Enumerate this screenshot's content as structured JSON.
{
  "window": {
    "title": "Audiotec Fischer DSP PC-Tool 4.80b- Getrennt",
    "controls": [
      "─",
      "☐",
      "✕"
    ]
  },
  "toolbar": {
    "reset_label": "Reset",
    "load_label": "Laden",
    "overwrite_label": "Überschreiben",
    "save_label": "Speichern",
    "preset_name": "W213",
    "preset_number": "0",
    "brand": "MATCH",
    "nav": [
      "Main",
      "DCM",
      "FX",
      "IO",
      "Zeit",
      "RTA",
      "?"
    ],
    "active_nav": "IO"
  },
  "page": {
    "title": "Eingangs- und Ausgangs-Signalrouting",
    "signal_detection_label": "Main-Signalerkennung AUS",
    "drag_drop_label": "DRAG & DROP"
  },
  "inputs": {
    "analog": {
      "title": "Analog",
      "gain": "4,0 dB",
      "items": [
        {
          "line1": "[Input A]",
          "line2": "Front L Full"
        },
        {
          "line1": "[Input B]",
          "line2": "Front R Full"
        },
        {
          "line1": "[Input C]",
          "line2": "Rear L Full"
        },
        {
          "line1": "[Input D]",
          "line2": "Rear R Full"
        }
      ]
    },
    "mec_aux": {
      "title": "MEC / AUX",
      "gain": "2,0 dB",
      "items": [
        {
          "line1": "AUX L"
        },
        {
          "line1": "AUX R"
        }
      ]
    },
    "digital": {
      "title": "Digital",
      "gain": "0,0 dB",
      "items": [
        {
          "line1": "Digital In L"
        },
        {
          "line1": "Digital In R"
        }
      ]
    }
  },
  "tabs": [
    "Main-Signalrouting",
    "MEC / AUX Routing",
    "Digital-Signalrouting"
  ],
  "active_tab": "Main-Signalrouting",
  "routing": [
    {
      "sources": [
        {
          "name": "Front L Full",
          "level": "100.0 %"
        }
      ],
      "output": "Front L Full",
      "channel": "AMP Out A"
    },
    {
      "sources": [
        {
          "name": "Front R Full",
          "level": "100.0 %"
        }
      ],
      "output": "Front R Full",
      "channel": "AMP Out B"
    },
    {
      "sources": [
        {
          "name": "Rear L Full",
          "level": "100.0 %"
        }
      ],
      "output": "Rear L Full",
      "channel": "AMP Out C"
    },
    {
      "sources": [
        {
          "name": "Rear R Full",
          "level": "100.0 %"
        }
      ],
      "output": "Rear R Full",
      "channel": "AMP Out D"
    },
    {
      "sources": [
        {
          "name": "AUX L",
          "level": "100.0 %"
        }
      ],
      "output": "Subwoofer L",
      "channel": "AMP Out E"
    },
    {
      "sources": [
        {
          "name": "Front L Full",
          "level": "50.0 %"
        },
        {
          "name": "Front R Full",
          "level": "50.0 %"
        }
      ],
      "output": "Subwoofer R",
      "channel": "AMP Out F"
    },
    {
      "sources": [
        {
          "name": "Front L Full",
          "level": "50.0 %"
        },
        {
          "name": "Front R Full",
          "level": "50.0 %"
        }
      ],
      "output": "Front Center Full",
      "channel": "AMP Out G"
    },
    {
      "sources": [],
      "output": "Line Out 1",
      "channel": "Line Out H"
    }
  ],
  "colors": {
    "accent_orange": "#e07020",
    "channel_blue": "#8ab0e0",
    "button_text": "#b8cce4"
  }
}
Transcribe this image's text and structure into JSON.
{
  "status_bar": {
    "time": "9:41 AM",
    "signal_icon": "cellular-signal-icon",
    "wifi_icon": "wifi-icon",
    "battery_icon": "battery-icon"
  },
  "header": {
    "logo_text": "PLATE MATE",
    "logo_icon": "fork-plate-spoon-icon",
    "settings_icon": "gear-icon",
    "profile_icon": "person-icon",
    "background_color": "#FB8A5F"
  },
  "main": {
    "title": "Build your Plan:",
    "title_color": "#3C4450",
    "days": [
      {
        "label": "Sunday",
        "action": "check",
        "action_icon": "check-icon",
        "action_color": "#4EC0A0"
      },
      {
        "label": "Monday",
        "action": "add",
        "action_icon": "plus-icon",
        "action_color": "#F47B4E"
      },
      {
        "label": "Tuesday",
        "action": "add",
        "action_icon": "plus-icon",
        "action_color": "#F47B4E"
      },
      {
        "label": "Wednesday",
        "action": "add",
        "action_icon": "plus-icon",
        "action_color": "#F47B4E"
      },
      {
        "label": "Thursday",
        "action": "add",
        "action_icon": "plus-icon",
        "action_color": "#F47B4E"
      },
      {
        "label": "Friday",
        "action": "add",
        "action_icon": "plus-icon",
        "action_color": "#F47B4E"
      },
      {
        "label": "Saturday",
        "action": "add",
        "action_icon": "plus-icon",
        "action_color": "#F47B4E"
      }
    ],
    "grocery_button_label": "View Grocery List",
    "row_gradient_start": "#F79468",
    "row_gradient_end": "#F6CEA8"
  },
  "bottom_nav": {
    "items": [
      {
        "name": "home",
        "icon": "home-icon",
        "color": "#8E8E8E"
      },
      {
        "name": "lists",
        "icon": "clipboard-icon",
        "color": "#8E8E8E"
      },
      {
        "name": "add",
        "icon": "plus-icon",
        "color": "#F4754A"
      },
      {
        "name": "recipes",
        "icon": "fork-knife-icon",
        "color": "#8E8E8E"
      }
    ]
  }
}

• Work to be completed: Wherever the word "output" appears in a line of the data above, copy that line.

• Written response:
      "output": "Front L Full",
      "output": "Front R Full",
      "output": "Rear L Full",
      "output": "Rear R Full",
      "output": "Subwoofer L",
      "output": "Subwoofer R",
      "output": "Front Center Full",
      "output": "Line Out 1",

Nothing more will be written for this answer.